Across the data below, how many lines have the word "message" in them? Give the number and nothing else.

··· Records for processing ···

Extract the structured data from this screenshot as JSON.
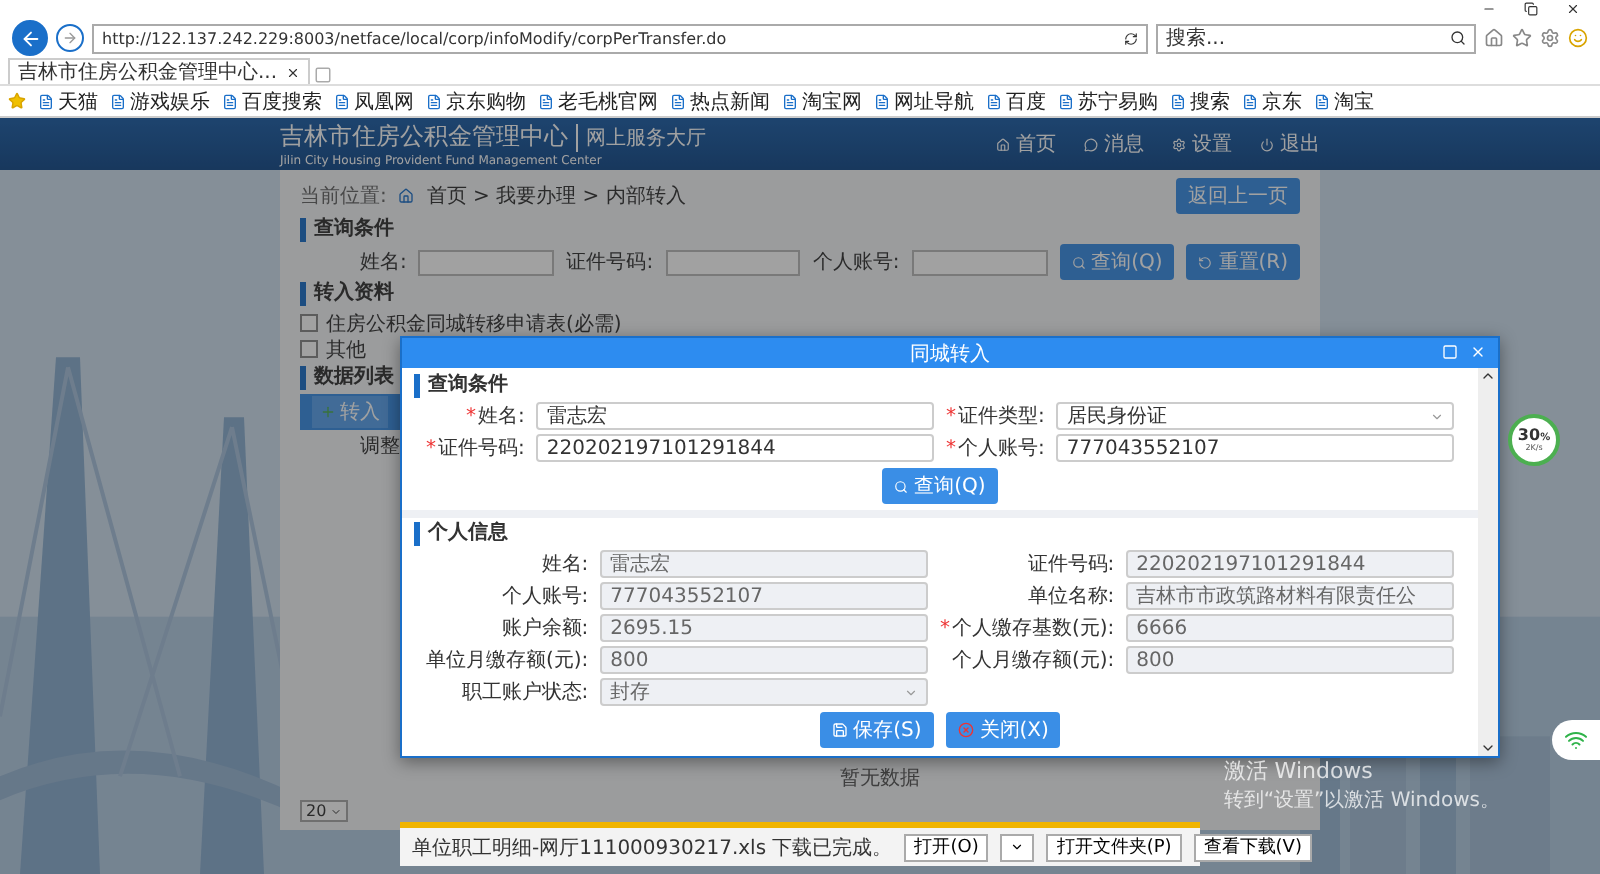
{
  "browser": {
    "url": "http://122.137.242.229:8003/netface/local/corp/infoModify/corpPerTransfer.do",
    "search_placeholder": "搜索...",
    "tab_title": "吉林市住房公积金管理中心...",
    "favorites": [
      "天猫",
      "游戏娱乐",
      "百度搜索",
      "凤凰网",
      "京东购物",
      "老毛桃官网",
      "热点新闻",
      "淘宝网",
      "网址导航",
      "百度",
      "苏宁易购",
      "搜索",
      "京东",
      "淘宝"
    ]
  },
  "header": {
    "title": "吉林市住房公积金管理中心",
    "subtitle": "网上服务大厅",
    "english": "Jilin City Housing Provident Fund Management Center",
    "nav": [
      {
        "label": "首页",
        "kind": "home"
      },
      {
        "label": "消息",
        "kind": "message"
      },
      {
        "label": "设置",
        "kind": "settings"
      },
      {
        "label": "退出",
        "kind": "logout"
      }
    ]
  },
  "breadcrumb": {
    "label": "当前位置:",
    "path": "首页 > 我要办理 > 内部转入"
  },
  "back_button": "返回上一页",
  "query": {
    "title": "查询条件",
    "fields": [
      "姓名:",
      "证件号码:",
      "个人账号:"
    ],
    "buttons": [
      {
        "label": "查询(Q)",
        "kind": "search"
      },
      {
        "label": "重置(R)",
        "kind": "reset"
      }
    ]
  },
  "materials": {
    "title": "转入资料",
    "items": [
      {
        "label": "住房公积金同城转移申请表(必需)",
        "checked": false
      },
      {
        "label": "其他",
        "checked": false
      }
    ]
  },
  "data_list": {
    "title": "数据列表",
    "add_button": "转入",
    "adjust_label": "调整",
    "empty_text": "暂无数据",
    "page_size": "20"
  },
  "modal": {
    "title": "同城转入",
    "query_title": "查询条件",
    "query_fields": [
      {
        "label": "姓名:",
        "value": "雷志宏",
        "marker": "*",
        "kind": "text"
      },
      {
        "label": "证件类型:",
        "value": "居民身份证",
        "marker": "*",
        "kind": "select"
      },
      {
        "label": "证件号码:",
        "value": "220202197101291844",
        "marker": "*",
        "kind": "text"
      },
      {
        "label": "个人账号:",
        "value": "777043552107",
        "marker": "*",
        "kind": "text"
      }
    ],
    "query_button": "查询(Q)",
    "info_title": "个人信息",
    "info_fields": [
      {
        "label": "姓名:",
        "value": "雷志宏",
        "kind": "text"
      },
      {
        "label": "证件号码:",
        "value": "220202197101291844",
        "kind": "text"
      },
      {
        "label": "个人账号:",
        "value": "777043552107",
        "kind": "text"
      },
      {
        "label": "单位名称:",
        "value": "吉林市市政筑路材料有限责任公",
        "kind": "text"
      },
      {
        "label": "账户余额:",
        "value": "2695.15",
        "kind": "text"
      },
      {
        "label": "个人缴存基数(元):",
        "value": "6666",
        "marker": "*",
        "kind": "text"
      },
      {
        "label": "单位月缴存额(元):",
        "value": "800",
        "kind": "text"
      },
      {
        "label": "个人月缴存额(元):",
        "value": "800",
        "kind": "text"
      },
      {
        "label": "职工账户状态:",
        "value": "封存",
        "kind": "select"
      }
    ],
    "buttons": [
      {
        "label": "保存(S)",
        "kind": "save"
      },
      {
        "label": "关闭(X)",
        "kind": "close"
      }
    ]
  },
  "download_bar": {
    "message": "单位职工明细-网厅111000930217.xls 下载已完成。",
    "buttons": [
      {
        "label": "打开(O)",
        "kind": "split"
      },
      {
        "label": "打开文件夹(P)",
        "kind": "plain"
      },
      {
        "label": "查看下载(V)",
        "kind": "plain"
      }
    ]
  },
  "speed_widget": {
    "percent": "30",
    "unit": "%",
    "speed": "2K/s"
  },
  "os_notice": {
    "title": "激活 Windows",
    "subtitle": "转到“设置”以激活 Windows。"
  }
}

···

» **Response area**: 2